This article is based on the presentation by Didier Chavet, Head of Manufacturing IT Operations, Micron Technology, at the MES and Industry 4.0 Summit 2023 in Porto, Portugal: The Role of AI in Manufacturing. Use Cases from Semiconductor company”.

Technology has been at the forefront of industrial automation since 1978, evolving through the third and fourth industrial revolutions to now spearheading the fifth, Industry 5.0, by integrating AI into its operations. Micron’s manufacturing plants, built on the advancements from previous industrial revolutions, are more than 95% automated.

Micron’s operations generate more than thirteen terabytes of data daily, pulled from more than 470,000 sensors.

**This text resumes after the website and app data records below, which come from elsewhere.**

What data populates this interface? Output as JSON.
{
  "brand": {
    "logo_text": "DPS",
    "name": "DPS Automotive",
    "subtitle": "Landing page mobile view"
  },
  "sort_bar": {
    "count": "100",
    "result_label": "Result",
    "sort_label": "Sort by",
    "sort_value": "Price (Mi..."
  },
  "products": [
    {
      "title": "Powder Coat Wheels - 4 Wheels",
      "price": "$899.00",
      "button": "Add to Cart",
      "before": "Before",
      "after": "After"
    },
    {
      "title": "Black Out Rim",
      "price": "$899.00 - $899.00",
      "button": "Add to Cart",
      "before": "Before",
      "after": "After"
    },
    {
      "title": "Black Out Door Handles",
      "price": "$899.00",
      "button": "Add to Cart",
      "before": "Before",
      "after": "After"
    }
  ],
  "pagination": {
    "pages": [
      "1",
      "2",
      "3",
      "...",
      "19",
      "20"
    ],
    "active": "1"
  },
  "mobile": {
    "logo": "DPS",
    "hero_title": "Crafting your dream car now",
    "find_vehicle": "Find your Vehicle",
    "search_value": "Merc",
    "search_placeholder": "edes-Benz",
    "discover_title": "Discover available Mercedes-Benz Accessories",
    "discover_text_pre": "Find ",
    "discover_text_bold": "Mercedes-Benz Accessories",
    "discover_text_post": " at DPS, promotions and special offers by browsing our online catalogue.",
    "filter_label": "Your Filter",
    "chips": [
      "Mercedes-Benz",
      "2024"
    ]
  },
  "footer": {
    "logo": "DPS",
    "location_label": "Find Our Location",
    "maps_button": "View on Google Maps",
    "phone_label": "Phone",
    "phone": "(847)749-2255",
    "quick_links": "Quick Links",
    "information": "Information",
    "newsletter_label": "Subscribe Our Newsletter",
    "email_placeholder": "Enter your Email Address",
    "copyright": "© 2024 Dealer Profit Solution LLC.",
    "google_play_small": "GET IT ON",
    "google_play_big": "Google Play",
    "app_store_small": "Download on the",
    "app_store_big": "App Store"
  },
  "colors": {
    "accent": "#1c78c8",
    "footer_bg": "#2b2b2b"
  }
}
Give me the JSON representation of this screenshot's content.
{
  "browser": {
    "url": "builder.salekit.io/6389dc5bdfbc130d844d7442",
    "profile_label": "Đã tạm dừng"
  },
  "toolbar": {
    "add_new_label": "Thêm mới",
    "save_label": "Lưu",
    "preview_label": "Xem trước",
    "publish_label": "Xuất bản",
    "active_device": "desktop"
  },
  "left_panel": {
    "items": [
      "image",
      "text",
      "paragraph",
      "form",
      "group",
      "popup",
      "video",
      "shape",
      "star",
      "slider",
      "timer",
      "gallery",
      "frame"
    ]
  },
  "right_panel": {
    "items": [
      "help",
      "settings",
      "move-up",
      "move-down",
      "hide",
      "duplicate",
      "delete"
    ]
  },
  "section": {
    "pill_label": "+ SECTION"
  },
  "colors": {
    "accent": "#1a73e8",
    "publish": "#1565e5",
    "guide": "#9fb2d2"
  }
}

They are already using AI models to analyze 3.3 million images each day, which contributes to a 50% reduction in new product ramp time, an 18% increase in labor productivity, and significant improvements in operational efficiency. This is only scratching the surface of what we can achieve by continuing to apply AI to the foundations laid by Industry 3.0 and 4.0. Micron expects the greatest AI contributions in intelligent analytics, intelligent robots, and content generation.

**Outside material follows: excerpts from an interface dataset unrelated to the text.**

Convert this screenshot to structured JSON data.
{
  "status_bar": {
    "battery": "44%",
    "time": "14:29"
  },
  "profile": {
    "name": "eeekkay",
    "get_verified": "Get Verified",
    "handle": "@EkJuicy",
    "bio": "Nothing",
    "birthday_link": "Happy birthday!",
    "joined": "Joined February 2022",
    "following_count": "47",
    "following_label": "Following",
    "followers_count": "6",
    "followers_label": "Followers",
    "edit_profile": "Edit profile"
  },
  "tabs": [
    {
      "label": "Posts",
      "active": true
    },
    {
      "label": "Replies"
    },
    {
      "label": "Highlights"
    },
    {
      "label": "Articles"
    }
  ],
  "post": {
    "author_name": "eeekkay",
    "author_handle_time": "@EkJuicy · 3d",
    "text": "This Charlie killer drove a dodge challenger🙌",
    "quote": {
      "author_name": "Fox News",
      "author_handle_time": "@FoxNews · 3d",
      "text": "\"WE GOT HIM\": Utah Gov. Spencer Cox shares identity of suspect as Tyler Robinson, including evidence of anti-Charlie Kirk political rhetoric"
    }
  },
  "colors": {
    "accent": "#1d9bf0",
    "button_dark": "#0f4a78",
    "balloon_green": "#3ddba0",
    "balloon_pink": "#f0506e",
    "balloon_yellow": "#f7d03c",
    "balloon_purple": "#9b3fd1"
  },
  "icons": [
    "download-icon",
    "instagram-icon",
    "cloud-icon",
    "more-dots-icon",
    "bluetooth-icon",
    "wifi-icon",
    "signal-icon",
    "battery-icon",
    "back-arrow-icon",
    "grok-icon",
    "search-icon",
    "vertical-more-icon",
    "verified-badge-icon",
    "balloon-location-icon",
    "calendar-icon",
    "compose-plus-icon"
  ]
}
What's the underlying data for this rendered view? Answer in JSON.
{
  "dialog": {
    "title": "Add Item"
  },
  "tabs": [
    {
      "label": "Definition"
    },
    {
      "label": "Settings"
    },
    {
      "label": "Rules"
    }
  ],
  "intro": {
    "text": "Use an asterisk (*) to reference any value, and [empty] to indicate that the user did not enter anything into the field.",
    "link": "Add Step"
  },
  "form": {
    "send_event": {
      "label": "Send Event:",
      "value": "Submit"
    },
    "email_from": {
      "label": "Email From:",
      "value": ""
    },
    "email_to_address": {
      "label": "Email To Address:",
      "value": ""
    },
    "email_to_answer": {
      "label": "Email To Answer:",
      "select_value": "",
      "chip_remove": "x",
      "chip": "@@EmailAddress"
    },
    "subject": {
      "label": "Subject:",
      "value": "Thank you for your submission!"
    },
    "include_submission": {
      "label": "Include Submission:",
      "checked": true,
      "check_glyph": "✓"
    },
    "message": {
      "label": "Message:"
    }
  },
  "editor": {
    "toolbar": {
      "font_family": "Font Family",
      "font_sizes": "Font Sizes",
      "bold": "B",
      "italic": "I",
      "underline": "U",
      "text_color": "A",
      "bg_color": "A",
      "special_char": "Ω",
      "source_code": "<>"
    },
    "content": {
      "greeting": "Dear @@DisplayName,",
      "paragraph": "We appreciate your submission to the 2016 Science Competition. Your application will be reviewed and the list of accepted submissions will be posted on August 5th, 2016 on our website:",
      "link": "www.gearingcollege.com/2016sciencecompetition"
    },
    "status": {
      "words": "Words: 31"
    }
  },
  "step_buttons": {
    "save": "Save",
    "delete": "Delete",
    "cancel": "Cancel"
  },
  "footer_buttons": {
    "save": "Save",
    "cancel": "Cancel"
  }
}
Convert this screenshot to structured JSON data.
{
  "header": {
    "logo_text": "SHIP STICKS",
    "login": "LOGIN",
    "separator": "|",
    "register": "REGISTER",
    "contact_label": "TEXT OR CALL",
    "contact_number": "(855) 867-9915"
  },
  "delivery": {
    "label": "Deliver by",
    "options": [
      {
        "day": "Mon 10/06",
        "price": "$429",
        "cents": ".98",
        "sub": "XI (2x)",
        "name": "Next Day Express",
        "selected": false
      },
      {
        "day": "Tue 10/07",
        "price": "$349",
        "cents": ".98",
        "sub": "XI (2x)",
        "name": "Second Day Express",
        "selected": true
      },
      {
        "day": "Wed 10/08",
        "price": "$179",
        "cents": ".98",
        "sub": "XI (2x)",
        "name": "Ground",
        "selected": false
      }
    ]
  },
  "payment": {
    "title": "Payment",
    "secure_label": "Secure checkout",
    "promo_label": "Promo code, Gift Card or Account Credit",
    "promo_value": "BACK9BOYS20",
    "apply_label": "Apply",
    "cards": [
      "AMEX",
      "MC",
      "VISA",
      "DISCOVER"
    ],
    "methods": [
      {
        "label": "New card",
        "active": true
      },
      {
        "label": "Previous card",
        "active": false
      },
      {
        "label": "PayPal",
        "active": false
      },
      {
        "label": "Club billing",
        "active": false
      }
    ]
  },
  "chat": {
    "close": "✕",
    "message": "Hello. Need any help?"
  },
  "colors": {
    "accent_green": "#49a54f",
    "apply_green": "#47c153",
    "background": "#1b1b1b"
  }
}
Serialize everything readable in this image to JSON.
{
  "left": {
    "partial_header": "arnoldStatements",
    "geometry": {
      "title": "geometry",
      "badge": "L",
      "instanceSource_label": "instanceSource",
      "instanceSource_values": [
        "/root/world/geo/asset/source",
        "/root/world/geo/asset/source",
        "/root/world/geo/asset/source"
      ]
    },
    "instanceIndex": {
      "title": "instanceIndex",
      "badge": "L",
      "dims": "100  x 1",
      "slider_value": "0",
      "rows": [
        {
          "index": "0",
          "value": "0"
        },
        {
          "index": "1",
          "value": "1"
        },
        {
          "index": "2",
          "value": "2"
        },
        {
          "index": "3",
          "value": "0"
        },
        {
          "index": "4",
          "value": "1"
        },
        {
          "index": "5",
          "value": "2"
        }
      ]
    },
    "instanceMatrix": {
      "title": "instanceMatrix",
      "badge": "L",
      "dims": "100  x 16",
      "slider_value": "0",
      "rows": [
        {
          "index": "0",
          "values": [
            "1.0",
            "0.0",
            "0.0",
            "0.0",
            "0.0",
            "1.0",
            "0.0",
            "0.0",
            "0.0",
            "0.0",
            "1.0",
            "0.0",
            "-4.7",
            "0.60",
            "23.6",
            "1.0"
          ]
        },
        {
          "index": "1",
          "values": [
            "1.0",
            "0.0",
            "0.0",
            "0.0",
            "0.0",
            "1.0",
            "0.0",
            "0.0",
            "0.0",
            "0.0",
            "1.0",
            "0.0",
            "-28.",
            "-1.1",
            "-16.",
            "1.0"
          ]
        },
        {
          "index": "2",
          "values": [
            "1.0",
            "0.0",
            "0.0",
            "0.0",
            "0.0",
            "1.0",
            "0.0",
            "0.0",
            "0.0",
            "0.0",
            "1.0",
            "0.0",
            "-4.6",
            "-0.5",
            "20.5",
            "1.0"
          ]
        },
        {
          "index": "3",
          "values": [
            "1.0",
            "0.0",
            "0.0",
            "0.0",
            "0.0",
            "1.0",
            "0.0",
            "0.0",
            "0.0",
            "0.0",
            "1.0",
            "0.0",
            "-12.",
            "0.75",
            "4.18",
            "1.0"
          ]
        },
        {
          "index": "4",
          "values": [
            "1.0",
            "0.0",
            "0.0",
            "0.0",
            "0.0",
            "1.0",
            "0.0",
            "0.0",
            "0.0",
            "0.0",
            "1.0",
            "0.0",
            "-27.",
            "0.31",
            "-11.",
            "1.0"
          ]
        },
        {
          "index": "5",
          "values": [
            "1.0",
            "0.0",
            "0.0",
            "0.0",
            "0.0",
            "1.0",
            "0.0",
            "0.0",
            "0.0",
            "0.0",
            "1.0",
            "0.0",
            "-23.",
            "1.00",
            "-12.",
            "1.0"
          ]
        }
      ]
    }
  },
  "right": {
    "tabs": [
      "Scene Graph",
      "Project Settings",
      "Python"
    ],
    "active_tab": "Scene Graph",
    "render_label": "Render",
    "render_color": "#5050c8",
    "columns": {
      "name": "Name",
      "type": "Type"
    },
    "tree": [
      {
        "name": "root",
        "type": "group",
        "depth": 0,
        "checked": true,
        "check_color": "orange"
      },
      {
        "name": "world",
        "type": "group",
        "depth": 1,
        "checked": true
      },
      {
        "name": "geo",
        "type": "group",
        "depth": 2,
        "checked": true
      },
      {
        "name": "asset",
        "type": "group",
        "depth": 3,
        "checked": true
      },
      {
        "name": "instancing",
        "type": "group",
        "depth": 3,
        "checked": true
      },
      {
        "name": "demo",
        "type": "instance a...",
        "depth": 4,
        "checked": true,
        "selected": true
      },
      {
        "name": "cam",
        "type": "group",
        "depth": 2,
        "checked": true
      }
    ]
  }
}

Intelligent Analytics

Micron’s journey with intelligent analytics began a decade ago when they used AI to process huge volumes of operational data for predictive and prescriptive analytics. This is like going to the pharmacy and telling the pharmacist that you predict that you are going to have a headache and then prescribing the medicine you need to treat or avoid it. Applying the analogy to the plant floor would be like a machine telling you which parameters to change on the recipe to minimize future maintenance issues.

Advanced process control (APC) is another significant intelligent analytics application. AI-enabled APC can improve yield by more than 2% through more timely and informed data analysis. This is what the semiconductor industry has been doing for years through SPC, fault detection, and run-to-run practices, but now we are working with a much deeper data stream. Micron can stream the sensor data to an IoT platform for analysis, contextualize it, synthesize it, or plug it into analytical models running locally or in the cloud, which drive informed action.

They also use that sensor data in the Critical Manufacturing MES streaming platform to simulate future factory floor scenarios, which can help calculate ROI on technology can improvements. Micron might, for example, use image and video analytics to record an operator implementing a splicing operation and use augmented reality (AR) and virtual reality (VR) to validate operations against standard operating procedures (SOPs).

Intelligent Robots

Robot use in Micron’s operations is evolving from traditional material handling and assembly functions to more interactive and automated mobile robot fleets. Industrial robots have evolved into cobots, robots that can comprehend and respond to their environment through sensory perception and cognitive processing. They can analyze data, make informed decisions and collaborate with humans on shared objectives. In the semiconductor industry, where overhead material transport has been the go-to technology, we are now replacing some of that functionality with automated guided vehicles (AGVs), which may be equipped with cobots.

Also coupled with AR and VR, cobots can improve operations significantly, for example, enabling integration of overhead material transport with automated guided vehicles (AGVs) and human operators.

Generative AI

Generative AI is a promising third area in which AI will impact manufacturing. In addition to enabling advanced data analytics and intelligent physical automation, generative AI gives users the ability to generate added content.

In the above factory floor example, where Micron is using streaming images to validate whether operators are following SOPs, generative AI can produce a checklist for integration with AR technology to provide operators with real-time guidance in performing the tasks. In business operations, it could improve efficiency by generating and sharing meeting notes, or in IT, AI could generate code and test scenarios that could increase the efficiency of our developers by 30%.

Generative AI, though still in its initial stages, promises significant advancements in manufacturing. It could lead to the development of humanoid robots and the transformation of both greenfield and legacy factories with innovative technologies, depending of course on the demands of the industry.

The Future of AI in Manufacturing

Intelligent analytics, intelligent robotics, and generative AI build on previous manufacturing revolutions to optimize efficient data collection and integration across systems. The Critical Manufacturing MES gives Micron the core and advanced functionality they need to use AI to bring each of our factories to the next level of efficiency, freeing our manufacturing engineers from routine tasks and heavy lifting to contribute to what could be a sixth industrial revolution.

MESI 4.0 Summit On-Demand banner email

More stories like this:

Watch all sessions from the MES and Industry 4.0 Summit 2023